#ginoclock anybody?

How to get published

How to get published

This is a great post by author and blogger Hollie Smith about getting published. Advice and tips from a number of authors including Ben Hatch (Are We Nearly There Yet), Keris Stainton (Della Says OMG) and Jane Alexander (Walker) who have found various routes to publication. Oh, and there’s also some brilliant advice from me!

First Lines

It is a truth universally acknowledged that first lines are tricky.

What to start with? What profound, intriguing, amusing, exciting words to write on that blank page? It is well known that first lines can hook a reader, excite a publisher and set the tone for what is to come. Get it right, and your words may be immortalised in literary history. Get it wrong and, well, your book may never see the light of day.

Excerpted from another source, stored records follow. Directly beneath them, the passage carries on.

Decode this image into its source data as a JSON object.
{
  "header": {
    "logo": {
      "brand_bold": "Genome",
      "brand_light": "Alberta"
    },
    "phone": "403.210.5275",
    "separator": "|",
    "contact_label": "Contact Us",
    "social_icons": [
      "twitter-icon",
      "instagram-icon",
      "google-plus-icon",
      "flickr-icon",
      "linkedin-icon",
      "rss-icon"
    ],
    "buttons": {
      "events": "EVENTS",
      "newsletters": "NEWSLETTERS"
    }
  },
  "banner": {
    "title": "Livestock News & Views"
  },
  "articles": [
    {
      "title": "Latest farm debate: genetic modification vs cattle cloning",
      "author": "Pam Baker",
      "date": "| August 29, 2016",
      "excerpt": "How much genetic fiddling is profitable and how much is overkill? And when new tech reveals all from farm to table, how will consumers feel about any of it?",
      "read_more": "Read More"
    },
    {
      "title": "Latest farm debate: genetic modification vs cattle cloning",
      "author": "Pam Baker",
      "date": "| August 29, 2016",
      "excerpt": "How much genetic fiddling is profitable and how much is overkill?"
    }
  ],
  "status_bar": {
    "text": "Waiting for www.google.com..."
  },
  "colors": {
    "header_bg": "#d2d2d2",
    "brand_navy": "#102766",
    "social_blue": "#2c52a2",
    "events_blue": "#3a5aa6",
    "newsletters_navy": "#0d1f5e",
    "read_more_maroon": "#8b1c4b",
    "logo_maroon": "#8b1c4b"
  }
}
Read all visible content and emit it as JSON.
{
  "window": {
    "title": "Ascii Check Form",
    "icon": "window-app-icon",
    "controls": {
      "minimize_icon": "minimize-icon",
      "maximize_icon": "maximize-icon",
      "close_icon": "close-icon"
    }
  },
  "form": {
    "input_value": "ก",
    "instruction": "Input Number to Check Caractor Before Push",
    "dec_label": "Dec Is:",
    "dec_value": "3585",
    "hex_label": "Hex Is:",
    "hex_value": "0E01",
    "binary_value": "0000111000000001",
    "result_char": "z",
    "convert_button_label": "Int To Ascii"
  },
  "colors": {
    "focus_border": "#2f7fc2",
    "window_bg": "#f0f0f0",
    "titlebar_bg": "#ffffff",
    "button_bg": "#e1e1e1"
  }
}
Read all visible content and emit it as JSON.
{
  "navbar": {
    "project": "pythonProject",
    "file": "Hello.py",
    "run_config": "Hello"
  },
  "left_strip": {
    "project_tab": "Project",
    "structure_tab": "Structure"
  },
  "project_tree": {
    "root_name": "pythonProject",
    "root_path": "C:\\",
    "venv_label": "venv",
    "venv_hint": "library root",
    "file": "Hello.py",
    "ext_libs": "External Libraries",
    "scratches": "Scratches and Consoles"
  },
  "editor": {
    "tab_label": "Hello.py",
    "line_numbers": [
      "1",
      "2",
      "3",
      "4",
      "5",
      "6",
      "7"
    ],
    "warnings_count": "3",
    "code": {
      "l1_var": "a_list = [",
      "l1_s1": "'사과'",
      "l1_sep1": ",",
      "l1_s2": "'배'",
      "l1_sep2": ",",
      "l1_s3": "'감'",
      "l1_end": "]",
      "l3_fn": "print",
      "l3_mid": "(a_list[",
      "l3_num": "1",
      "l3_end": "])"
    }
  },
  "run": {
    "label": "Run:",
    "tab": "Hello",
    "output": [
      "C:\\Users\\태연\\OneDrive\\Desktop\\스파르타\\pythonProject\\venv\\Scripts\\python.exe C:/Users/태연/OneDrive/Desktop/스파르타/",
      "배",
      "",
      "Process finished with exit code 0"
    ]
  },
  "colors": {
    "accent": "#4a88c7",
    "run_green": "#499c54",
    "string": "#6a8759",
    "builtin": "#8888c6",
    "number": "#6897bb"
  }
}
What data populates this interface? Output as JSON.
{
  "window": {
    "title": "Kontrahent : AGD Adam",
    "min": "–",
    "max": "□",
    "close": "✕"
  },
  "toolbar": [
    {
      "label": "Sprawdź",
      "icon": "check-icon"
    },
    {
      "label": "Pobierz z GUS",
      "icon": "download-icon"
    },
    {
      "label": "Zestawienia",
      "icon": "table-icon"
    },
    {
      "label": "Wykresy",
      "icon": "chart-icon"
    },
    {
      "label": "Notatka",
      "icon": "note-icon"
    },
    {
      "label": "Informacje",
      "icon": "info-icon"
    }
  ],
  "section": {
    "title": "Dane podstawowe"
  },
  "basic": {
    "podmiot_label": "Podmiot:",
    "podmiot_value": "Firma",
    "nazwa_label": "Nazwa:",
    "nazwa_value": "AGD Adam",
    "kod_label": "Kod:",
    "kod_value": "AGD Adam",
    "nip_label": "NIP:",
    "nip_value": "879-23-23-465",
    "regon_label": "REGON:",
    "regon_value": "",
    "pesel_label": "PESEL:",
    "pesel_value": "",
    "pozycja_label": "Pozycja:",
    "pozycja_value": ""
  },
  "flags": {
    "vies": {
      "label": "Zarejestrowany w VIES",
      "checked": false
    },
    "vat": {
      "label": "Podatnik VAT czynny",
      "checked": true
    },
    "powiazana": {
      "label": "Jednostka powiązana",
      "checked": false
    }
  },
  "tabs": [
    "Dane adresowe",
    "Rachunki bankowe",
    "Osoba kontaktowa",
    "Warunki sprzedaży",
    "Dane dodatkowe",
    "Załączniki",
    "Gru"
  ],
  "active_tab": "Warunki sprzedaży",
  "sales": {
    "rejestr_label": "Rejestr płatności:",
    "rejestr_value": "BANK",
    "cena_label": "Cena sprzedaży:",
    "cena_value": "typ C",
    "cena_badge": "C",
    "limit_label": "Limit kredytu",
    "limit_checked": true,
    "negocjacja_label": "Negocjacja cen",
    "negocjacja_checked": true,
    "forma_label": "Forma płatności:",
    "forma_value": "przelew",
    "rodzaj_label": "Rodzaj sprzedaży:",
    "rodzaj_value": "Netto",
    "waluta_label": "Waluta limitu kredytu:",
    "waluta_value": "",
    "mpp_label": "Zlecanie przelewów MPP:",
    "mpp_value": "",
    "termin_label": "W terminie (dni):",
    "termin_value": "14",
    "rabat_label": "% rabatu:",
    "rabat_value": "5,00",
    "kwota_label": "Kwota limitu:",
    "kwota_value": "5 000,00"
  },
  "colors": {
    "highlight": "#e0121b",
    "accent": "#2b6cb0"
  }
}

No pressure then!

Starting a new blog poses a ‘first lines’ dilemma of its own. What to say? What nugget of brilliance to launch your musings with?  It’s tricky.

For the last three years, I’ve been blogging as Hot Cross Mum. It’s been great fun and a wonderful writing adventure, but times change, life moves on. While there will always be a special place in my blogging heart for dear old Hot Cross Mum, she really needs a rest. So, I’m retiring her for a while to explore a new writing space – here.

‘Whims and Tonic’ is a space for me to write about anything and everything to do with writing. My writing whims, if you will (and other things which take my fancy from time to time). Whether it is the ups and downs of my writing day, a review of a new book, a reminder of an old classic, a favourite quote, observations on what’s happening in the publishing industry, exciting news about a six-figure deal I have secured – or simply an image of a dog sticking its head out of a car window which I find amusing – this is where it will all be captured.

And the tonic part? Well, you can take it to mean something invigorating and uplifting, or you can take it with gin, ice and lemon. I’ll leave that part up to you.

As for a memorable first line, I think I will bow to an established expert for now, and leave you with this opener from the book I recently chose to give away on World Book Night. The brilliant, Daphne Du Maurier’s ‘Rebecca’.

‘Last night I dreamt I went to Manderley again.’

Ooooo, intrigued….!